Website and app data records

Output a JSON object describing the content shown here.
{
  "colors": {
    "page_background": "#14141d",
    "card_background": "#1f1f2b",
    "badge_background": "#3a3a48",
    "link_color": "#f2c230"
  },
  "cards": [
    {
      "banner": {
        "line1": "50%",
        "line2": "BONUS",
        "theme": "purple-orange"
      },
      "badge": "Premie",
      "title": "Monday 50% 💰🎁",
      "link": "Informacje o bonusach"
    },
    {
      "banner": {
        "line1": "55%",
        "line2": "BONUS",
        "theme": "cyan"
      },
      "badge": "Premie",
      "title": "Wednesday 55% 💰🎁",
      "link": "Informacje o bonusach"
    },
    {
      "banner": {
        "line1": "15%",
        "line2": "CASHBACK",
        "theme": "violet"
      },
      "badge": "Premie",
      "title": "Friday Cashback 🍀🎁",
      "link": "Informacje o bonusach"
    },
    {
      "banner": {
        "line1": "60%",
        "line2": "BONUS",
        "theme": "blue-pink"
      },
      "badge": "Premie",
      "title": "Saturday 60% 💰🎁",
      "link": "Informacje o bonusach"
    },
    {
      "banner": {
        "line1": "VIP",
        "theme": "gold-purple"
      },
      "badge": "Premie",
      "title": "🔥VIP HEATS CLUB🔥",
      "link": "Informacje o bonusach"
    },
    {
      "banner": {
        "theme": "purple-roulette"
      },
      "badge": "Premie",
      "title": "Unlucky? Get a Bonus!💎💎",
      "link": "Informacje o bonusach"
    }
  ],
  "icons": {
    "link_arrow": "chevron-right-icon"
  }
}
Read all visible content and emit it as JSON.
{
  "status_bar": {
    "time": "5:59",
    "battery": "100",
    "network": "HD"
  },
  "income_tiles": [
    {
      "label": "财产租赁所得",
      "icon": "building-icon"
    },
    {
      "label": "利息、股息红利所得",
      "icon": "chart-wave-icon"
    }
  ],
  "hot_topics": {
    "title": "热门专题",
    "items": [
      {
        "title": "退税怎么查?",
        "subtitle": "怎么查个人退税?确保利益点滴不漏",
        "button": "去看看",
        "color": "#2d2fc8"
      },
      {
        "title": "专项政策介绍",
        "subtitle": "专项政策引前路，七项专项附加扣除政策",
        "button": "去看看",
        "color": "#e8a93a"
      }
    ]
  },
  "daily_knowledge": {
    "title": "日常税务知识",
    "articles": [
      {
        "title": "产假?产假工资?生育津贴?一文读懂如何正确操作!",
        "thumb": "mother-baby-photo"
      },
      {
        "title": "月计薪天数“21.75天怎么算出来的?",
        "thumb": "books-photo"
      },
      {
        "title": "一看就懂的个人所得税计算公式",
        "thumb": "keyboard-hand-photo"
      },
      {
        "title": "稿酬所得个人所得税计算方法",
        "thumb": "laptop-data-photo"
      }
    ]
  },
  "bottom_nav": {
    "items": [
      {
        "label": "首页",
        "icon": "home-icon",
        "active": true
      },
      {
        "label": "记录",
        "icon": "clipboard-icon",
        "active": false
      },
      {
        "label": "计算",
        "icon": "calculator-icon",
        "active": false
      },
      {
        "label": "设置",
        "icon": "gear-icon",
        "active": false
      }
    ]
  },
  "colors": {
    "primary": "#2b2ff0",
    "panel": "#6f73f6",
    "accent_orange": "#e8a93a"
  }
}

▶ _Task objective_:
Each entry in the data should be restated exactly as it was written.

▶ _Response box_:
Output a JSON object describing the content shown here.
{
  "colors": {
    "page_background": "#14141d",
    "card_background": "#1f1f2b",
    "badge_background": "#3a3a48",
    "link_color": "#f2c230"
  },
  "cards": [
    {
      "banner": {
        "line1": "50%",
        "line2": "BONUS",
        "theme": "purple-orange"
      },
      "badge": "Premie",
      "title": "Monday 50% 💰🎁",
      "link": "Informacje o bonusach"
    },
    {
      "banner": {
        "line1": "55%",
        "line2": "BONUS",
        "theme": "cyan"
      },
      "badge": "Premie",
      "title": "Wednesday 55% 💰🎁",
      "link": "Informacje o bonusach"
    },
    {
      "banner": {
        "line1": "15%",
        "line2": "CASHBACK",
        "theme": "violet"
      },
      "badge": "Premie",
      "title": "Friday Cashback 🍀🎁",
      "link": "Informacje o bonusach"
    },
    {
      "banner": {
        "line1": "60%",
        "line2": "BONUS",
        "theme": "blue-pink"
      },
      "badge": "Premie",
      "title": "Saturday 60% 💰🎁",
      "link": "Informacje o bonusach"
    },
    {
      "banner": {
        "line1": "VIP",
        "theme": "gold-purple"
      },
      "badge": "Premie",
      "title": "🔥VIP HEATS CLUB🔥",
      "link": "Informacje o bonusach"
    },
    {
      "banner": {
        "theme": "purple-roulette"
      },
      "badge": "Premie",
      "title": "Unlucky? Get a Bonus!💎💎",
      "link": "Informacje o bonusach"
    }
  ],
  "icons": {
    "link_arrow": "chevron-right-icon"
  }
}
Read all visible content and emit it as JSON.
{
  "status_bar": {
    "time": "5:59",
    "battery": "100",
    "network": "HD"
  },
  "income_tiles": [
    {
      "label": "财产租赁所得",
      "icon": "building-icon"
    },
    {
      "label": "利息、股息红利所得",
      "icon": "chart-wave-icon"
    }
  ],
  "hot_topics": {
    "title": "热门专题",
    "items": [
      {
        "title": "退税怎么查?",
        "subtitle": "怎么查个人退税?确保利益点滴不漏",
        "button": "去看看",
        "color": "#2d2fc8"
      },
      {
        "title": "专项政策介绍",
        "subtitle": "专项政策引前路，七项专项附加扣除政策",
        "button": "去看看",
        "color": "#e8a93a"
      }
    ]
  },
  "daily_knowledge": {
    "title": "日常税务知识",
    "articles": [
      {
        "title": "产假?产假工资?生育津贴?一文读懂如何正确操作!",
        "thumb": "mother-baby-photo"
      },
      {
        "title": "月计薪天数“21.75天怎么算出来的?",
        "thumb": "books-photo"
      },
      {
        "title": "一看就懂的个人所得税计算公式",
        "thumb": "keyboard-hand-photo"
      },
      {
        "title": "稿酬所得个人所得税计算方法",
        "thumb": "laptop-data-photo"
      }
    ]
  },
  "bottom_nav": {
    "items": [
      {
        "label": "首页",
        "icon": "home-icon",
        "active": true
      },
      {
        "label": "记录",
        "icon": "clipboard-icon",
        "active": false
      },
      {
        "label": "计算",
        "icon": "calculator-icon",
        "active": false
      },
      {
        "label": "设置",
        "icon": "gear-icon",
        "active": false
      }
    ]
  },
  "colors": {
    "primary": "#2b2ff0",
    "panel": "#6f73f6",
    "accent_orange": "#e8a93a"
  }
}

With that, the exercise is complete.